TASK BRIEF: The whole listing below, with no pictures, is to be repeated as it stands.

SUPPLIED INFORMATION:
━━━━━━━━━━

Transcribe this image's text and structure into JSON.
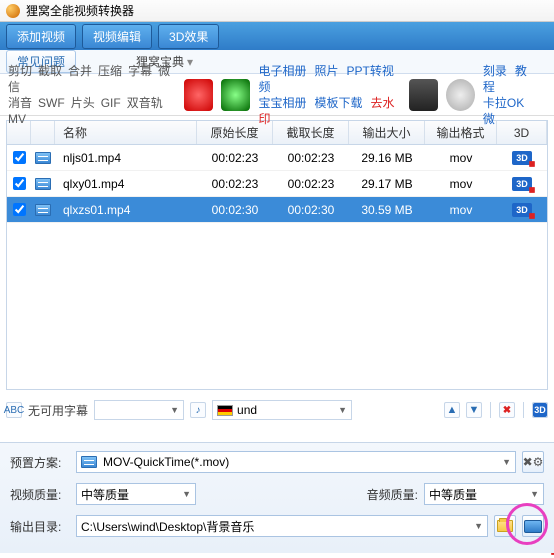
{
  "app": {
    "title": "狸窝全能视频转换器"
  },
  "toolbar": {
    "add": "添加视频",
    "edit": "视频编辑",
    "fx": "3D效果"
  },
  "faq": {
    "label": "常见问题",
    "link": "狸窝宝典"
  },
  "tags": {
    "row1": [
      "剪切",
      "截取",
      "合并",
      "压缩",
      "字幕",
      "微信"
    ],
    "row2": [
      "消音",
      "SWF",
      "片头",
      "GIF",
      "双音轨",
      "MV"
    ]
  },
  "banner": {
    "links1": [
      "电子相册",
      "照片",
      "PPT转视频"
    ],
    "links2": [
      "宝宝相册",
      "模板下载"
    ],
    "watermark": "去水印",
    "right1": [
      "刻录",
      "教程"
    ],
    "right2": [
      "卡拉OK",
      "微"
    ]
  },
  "columns": {
    "name": "名称",
    "orig": "原始长度",
    "clip": "截取长度",
    "size": "输出大小",
    "fmt": "输出格式",
    "threeD": "3D"
  },
  "rows": [
    {
      "checked": true,
      "name": "nljs01.mp4",
      "orig": "00:02:23",
      "clip": "00:02:23",
      "size": "29.16 MB",
      "fmt": "mov",
      "selected": false
    },
    {
      "checked": true,
      "name": "qlxy01.mp4",
      "orig": "00:02:23",
      "clip": "00:02:23",
      "size": "29.17 MB",
      "fmt": "mov",
      "selected": false
    },
    {
      "checked": true,
      "name": "qlxzs01.mp4",
      "orig": "00:02:30",
      "clip": "00:02:30",
      "size": "30.59 MB",
      "fmt": "mov",
      "selected": true
    }
  ],
  "subbar": {
    "subtitle_none": "无可用字幕",
    "audio_track": "und",
    "threeD_badge": "3D"
  },
  "preset": {
    "label": "预置方案:",
    "value": "MOV-QuickTime(*.mov)"
  },
  "vquality": {
    "label": "视频质量:",
    "value": "中等质量"
  },
  "aquality": {
    "label": "音频质量:",
    "value": "中等质量"
  },
  "output": {
    "label": "输出目录:",
    "value": "C:\\Users\\wind\\Desktop\\背景音乐"
  }
}
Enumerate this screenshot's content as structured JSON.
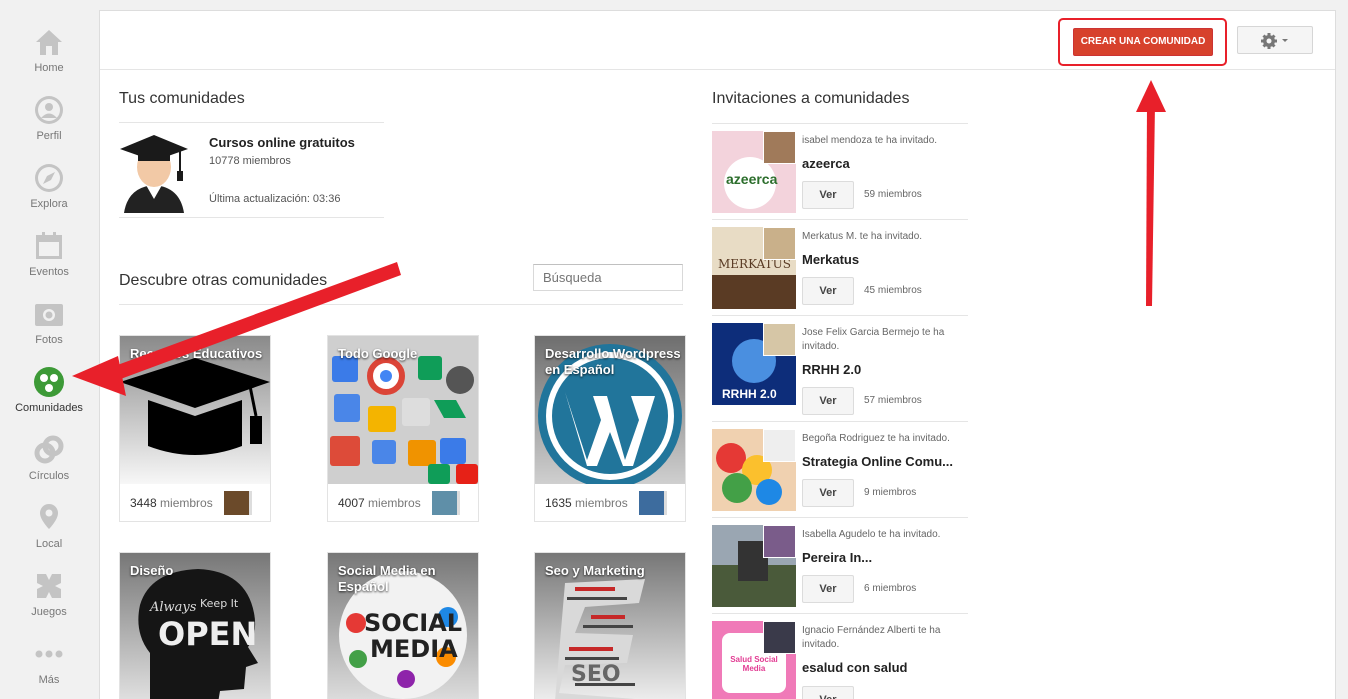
{
  "nav": {
    "home": "Home",
    "profile": "Perfil",
    "explore": "Explora",
    "events": "Eventos",
    "photos": "Fotos",
    "communities": "Comunidades",
    "circles": "Círculos",
    "local": "Local",
    "games": "Juegos",
    "more": "Más"
  },
  "header": {
    "create_label": "CREAR UNA COMUNIDAD",
    "create_color": "#d7412c",
    "highlight_color": "#e8202a"
  },
  "my_communities": {
    "title": "Tus comunidades",
    "name": "Cursos online gratuitos",
    "members": "10778 miembros",
    "updated": "Última actualización: 03:36"
  },
  "discover": {
    "title": "Descubre otras comunidades",
    "search_placeholder": "Búsqueda",
    "member_label": "miembros",
    "tiles": [
      {
        "title": "Recursos Educativos",
        "count": "3448"
      },
      {
        "title": "Todo Google",
        "count": "4007"
      },
      {
        "title": "Desarrollo Wordpress en Español",
        "count": "1635"
      },
      {
        "title": "Diseño",
        "count": ""
      },
      {
        "title": "Social Media en Español",
        "count": ""
      },
      {
        "title": "Seo y Marketing",
        "count": ""
      }
    ],
    "image_words": {
      "always": "Always",
      "keep_it": "Keep It",
      "open": "OPEN",
      "social": "SOCIAL",
      "media": "MEDIA",
      "seo": "SEO"
    }
  },
  "invitations": {
    "title": "Invitaciones a comunidades",
    "view_label": "Ver",
    "items": [
      {
        "who": "isabel mendoza te ha invitado.",
        "name": "azeerca",
        "members": "59 miembros",
        "logo": "azeerca"
      },
      {
        "who": "Merkatus M. te ha invitado.",
        "name": "Merkatus",
        "members": "45 miembros",
        "logo": "MERKATUS"
      },
      {
        "who": "Jose Felix Garcia Bermejo te ha invitado.",
        "name": "RRHH 2.0",
        "members": "57 miembros",
        "logo": "RRHH 2.0"
      },
      {
        "who": "Begoña Rodriguez te ha invitado.",
        "name": "Strategia Online Comu...",
        "members": "9 miembros",
        "logo": ""
      },
      {
        "who": "Isabella Agudelo te ha invitado.",
        "name": "Pereira In...",
        "members": "6 miembros",
        "logo": ""
      },
      {
        "who": "Ignacio Fernández Alberti te ha invitado.",
        "name": "esalud con salud",
        "members": "",
        "logo": "Salud Social Media"
      }
    ]
  }
}
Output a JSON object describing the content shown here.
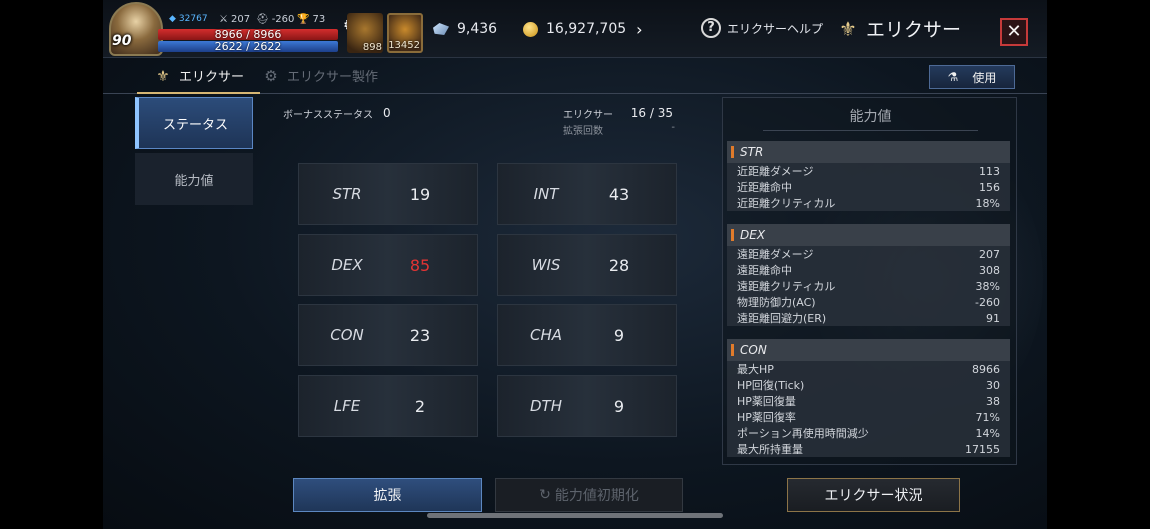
{
  "player": {
    "level": "90",
    "exp": "32767",
    "stat_a": "207",
    "stat_b": "-260",
    "stat_c": "73",
    "hp": "8966 / 8966",
    "mp": "2622 / 2622"
  },
  "items": [
    {
      "count": "898"
    },
    {
      "count": "13452"
    }
  ],
  "currency": {
    "gems": "9,436",
    "gold": "16,927,705"
  },
  "header": {
    "help_label": "エリクサーヘルプ",
    "title": "エリクサー",
    "close_icon": "✕"
  },
  "tabs": [
    {
      "label": "エリクサー",
      "active": true
    },
    {
      "label": "エリクサー製作",
      "active": false
    }
  ],
  "use_button": {
    "label": "使用"
  },
  "side_menu": [
    {
      "label": "ステータス",
      "active": true
    },
    {
      "label": "能力値",
      "active": false
    }
  ],
  "main": {
    "bonus_label": "ボーナスステータス",
    "bonus_value": "0",
    "elixir_label": "エリクサー",
    "elixir_value": "16 / 35",
    "expand_label": "拡張回数",
    "expand_value": "-"
  },
  "stats": [
    {
      "name": "STR",
      "value": "19",
      "highlight": false
    },
    {
      "name": "INT",
      "value": "43",
      "highlight": false
    },
    {
      "name": "DEX",
      "value": "85",
      "highlight": true
    },
    {
      "name": "WIS",
      "value": "28",
      "highlight": false
    },
    {
      "name": "CON",
      "value": "23",
      "highlight": false
    },
    {
      "name": "CHA",
      "value": "9",
      "highlight": false
    },
    {
      "name": "LFE",
      "value": "2",
      "highlight": false
    },
    {
      "name": "DTH",
      "value": "9",
      "highlight": false
    }
  ],
  "panel": {
    "title": "能力値",
    "groups": [
      {
        "name": "STR",
        "rows": [
          {
            "label": "近距離ダメージ",
            "value": "113"
          },
          {
            "label": "近距離命中",
            "value": "156"
          },
          {
            "label": "近距離クリティカル",
            "value": "18%"
          }
        ]
      },
      {
        "name": "DEX",
        "rows": [
          {
            "label": "遠距離ダメージ",
            "value": "207"
          },
          {
            "label": "遠距離命中",
            "value": "308"
          },
          {
            "label": "遠距離クリティカル",
            "value": "38%"
          },
          {
            "label": "物理防御力(AC)",
            "value": "-260"
          },
          {
            "label": "遠距離回避力(ER)",
            "value": "91"
          }
        ]
      },
      {
        "name": "CON",
        "rows": [
          {
            "label": "最大HP",
            "value": "8966"
          },
          {
            "label": "HP回復(Tick)",
            "value": "30"
          },
          {
            "label": "HP薬回復量",
            "value": "38"
          },
          {
            "label": "HP薬回復率",
            "value": "71%"
          },
          {
            "label": "ポーション再使用時間減少",
            "value": "14%"
          },
          {
            "label": "最大所持重量",
            "value": "17155"
          }
        ]
      }
    ]
  },
  "buttons": {
    "expand": "拡張",
    "reset": "能力値初期化",
    "status": "エリクサー状況"
  },
  "colors": {
    "accent_gold": "#d6b673",
    "highlight_red": "#e23434",
    "button_blue": "#2f4e7d"
  }
}
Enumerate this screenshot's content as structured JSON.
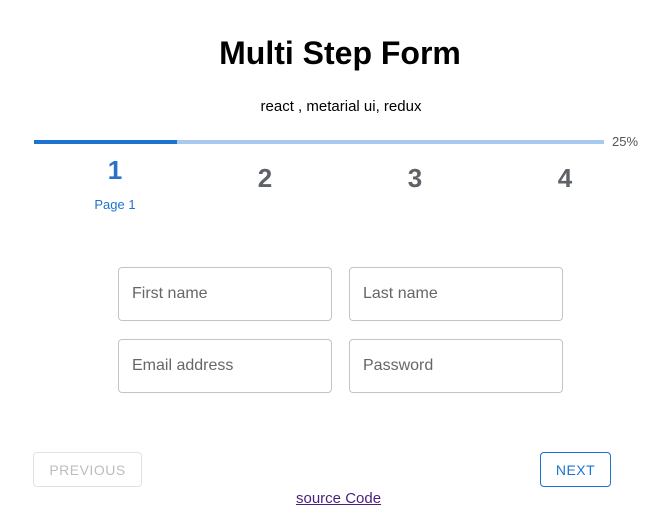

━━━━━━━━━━

ANSWER TO THE PROBLEM:
Transcribe this image's text and structure into JSON.
{
  "app": {
    "title": "狸窝全能视频转换器"
  },
  "toolbar": {
    "add": "添加视频",
    "edit": "视频编辑",
    "fx": "3D效果"
  },
  "faq": {
    "label": "常见问题",
    "link": "狸窝宝典"
  },
  "tags": {
    "row1": [
      "剪切",
      "截取",
      "合并",
      "压缩",
      "字幕",
      "微信"
    ],
    "row2": [
      "消音",
      "SWF",
      "片头",
      "GIF",
      "双音轨",
      "MV"
    ]
  },
  "banner": {
    "links1": [
      "电子相册",
      "照片",
      "PPT转视频"
    ],
    "links2": [
      "宝宝相册",
      "模板下载"
    ],
    "watermark": "去水印",
    "right1": [
      "刻录",
      "教程"
    ],
    "right2": [
      "卡拉OK",
      "微"
    ]
  },
  "columns": {
    "name": "名称",
    "orig": "原始长度",
    "clip": "截取长度",
    "size": "输出大小",
    "fmt": "输出格式",
    "threeD": "3D"
  },
  "rows": [
    {
      "checked": true,
      "name": "nljs01.mp4",
      "orig": "00:02:23",
      "clip": "00:02:23",
      "size": "29.16 MB",
      "fmt": "mov",
      "selected": false
    },
    {
      "checked": true,
      "name": "qlxy01.mp4",
      "orig": "00:02:23",
      "clip": "00:02:23",
      "size": "29.17 MB",
      "fmt": "mov",
      "selected": false
    },
    {
      "checked": true,
      "name": "qlxzs01.mp4",
      "orig": "00:02:30",
      "clip": "00:02:30",
      "size": "30.59 MB",
      "fmt": "mov",
      "selected": true
    }
  ],
  "subbar": {
    "subtitle_none": "无可用字幕",
    "audio_track": "und",
    "threeD_badge": "3D"
  },
  "preset": {
    "label": "预置方案:",
    "value": "MOV-QuickTime(*.mov)"
  },
  "vquality": {
    "label": "视频质量:",
    "value": "中等质量"
  },
  "aquality": {
    "label": "音频质量:",
    "value": "中等质量"
  },
  "output": {
    "label": "输出目录:",
    "value": "C:\\Users\\wind\\Desktop\\背景音乐"
  }
}
Enumerate this screenshot's content as structured JSON.
{
  "nav": {
    "home": "Home",
    "profile": "Perfil",
    "explore": "Explora",
    "events": "Eventos",
    "photos": "Fotos",
    "communities": "Comunidades",
    "circles": "Círculos",
    "local": "Local",
    "games": "Juegos",
    "more": "Más"
  },
  "header": {
    "create_label": "CREAR UNA COMUNIDAD",
    "create_color": "#d7412c",
    "highlight_color": "#e8202a"
  },
  "my_communities": {
    "title": "Tus comunidades",
    "name": "Cursos online gratuitos",
    "members": "10778 miembros",
    "updated": "Última actualización: 03:36"
  },
  "discover": {
    "title": "Descubre otras comunidades",
    "search_placeholder": "Búsqueda",
    "member_label": "miembros",
    "tiles": [
      {
        "title": "Recursos Educativos",
        "count": "3448"
      },
      {
        "title": "Todo Google",
        "count": "4007"
      },
      {
        "title": "Desarrollo Wordpress en Español",
        "count": "1635"
      },
      {
        "title": "Diseño",
        "count": ""
      },
      {
        "title": "Social Media en Español",
        "count": ""
      },
      {
        "title": "Seo y Marketing",
        "count": ""
      }
    ],
    "image_words": {
      "always": "Always",
      "keep_it": "Keep It",
      "open": "OPEN",
      "social": "SOCIAL",
      "media": "MEDIA",
      "seo": "SEO"
    }
  },
  "invitations": {
    "title": "Invitaciones a comunidades",
    "view_label": "Ver",
    "items": [
      {
        "who": "isabel mendoza te ha invitado.",
        "name": "azeerca",
        "members": "59 miembros",
        "logo": "azeerca"
      },
      {
        "who": "Merkatus M. te ha invitado.",
        "name": "Merkatus",
        "members": "45 miembros",
        "logo": "MERKATUS"
      },
      {
        "who": "Jose Felix Garcia Bermejo te ha invitado.",
        "name": "RRHH 2.0",
        "members": "57 miembros",
        "logo": "RRHH 2.0"
      },
      {
        "who": "Begoña Rodriguez te ha invitado.",
        "name": "Strategia Online Comu...",
        "members": "9 miembros",
        "logo": ""
      },
      {
        "who": "Isabella Agudelo te ha invitado.",
        "name": "Pereira In...",
        "members": "6 miembros",
        "logo": ""
      },
      {
        "who": "Ignacio Fernández Alberti te ha invitado.",
        "name": "esalud con salud",
        "members": "",
        "logo": "Salud Social Media"
      }
    ]
  }
}
Output a JSON object describing the content shown here.
{
  "player": {
    "level": "90",
    "exp": "32767",
    "stat_a": "207",
    "stat_b": "-260",
    "stat_c": "73",
    "hp": "8966 / 8966",
    "mp": "2622 / 2622"
  },
  "items": [
    {
      "count": "898"
    },
    {
      "count": "13452"
    }
  ],
  "currency": {
    "gems": "9,436",
    "gold": "16,927,705"
  },
  "header": {
    "help_label": "エリクサーヘルプ",
    "title": "エリクサー",
    "close_icon": "✕"
  },
  "tabs": [
    {
      "label": "エリクサー",
      "active": true
    },
    {
      "label": "エリクサー製作",
      "active": false
    }
  ],
  "use_button": {
    "label": "使用"
  },
  "side_menu": [
    {
      "label": "ステータス",
      "active": true
    },
    {
      "label": "能力値",
      "active": false
    }
  ],
  "main": {
    "bonus_label": "ボーナスステータス",
    "bonus_value": "0",
    "elixir_label": "エリクサー",
    "elixir_value": "16 / 35",
    "expand_label": "拡張回数",
    "expand_value": "-"
  },
  "stats": [
    {
      "name": "STR",
      "value": "19",
      "highlight": false
    },
    {
      "name": "INT",
      "value": "43",
      "highlight": false
    },
    {
      "name": "DEX",
      "value": "85",
      "highlight": true
    },
    {
      "name": "WIS",
      "value": "28",
      "highlight": false
    },
    {
      "name": "CON",
      "value": "23",
      "highlight": false
    },
    {
      "name": "CHA",
      "value": "9",
      "highlight": false
    },
    {
      "name": "LFE",
      "value": "2",
      "highlight": false
    },
    {
      "name": "DTH",
      "value": "9",
      "highlight": false
    }
  ],
  "panel": {
    "title": "能力値",
    "groups": [
      {
        "name": "STR",
        "rows": [
          {
            "label": "近距離ダメージ",
            "value": "113"
          },
          {
            "label": "近距離命中",
            "value": "156"
          },
          {
            "label": "近距離クリティカル",
            "value": "18%"
          }
        ]
      },
      {
        "name": "DEX",
        "rows": [
          {
            "label": "遠距離ダメージ",
            "value": "207"
          },
          {
            "label": "遠距離命中",
            "value": "308"
          },
          {
            "label": "遠距離クリティカル",
            "value": "38%"
          },
          {
            "label": "物理防御力(AC)",
            "value": "-260"
          },
          {
            "label": "遠距離回避力(ER)",
            "value": "91"
          }
        ]
      },
      {
        "name": "CON",
        "rows": [
          {
            "label": "最大HP",
            "value": "8966"
          },
          {
            "label": "HP回復(Tick)",
            "value": "30"
          },
          {
            "label": "HP薬回復量",
            "value": "38"
          },
          {
            "label": "HP薬回復率",
            "value": "71%"
          },
          {
            "label": "ポーション再使用時間減少",
            "value": "14%"
          },
          {
            "label": "最大所持重量",
            "value": "17155"
          }
        ]
      }
    ]
  },
  "buttons": {
    "expand": "拡張",
    "reset": "能力値初期化",
    "status": "エリクサー状況"
  },
  "colors": {
    "accent_gold": "#d6b673",
    "highlight_red": "#e23434",
    "button_blue": "#2f4e7d"
  }
}
Enumerate this screenshot's content as structured JSON.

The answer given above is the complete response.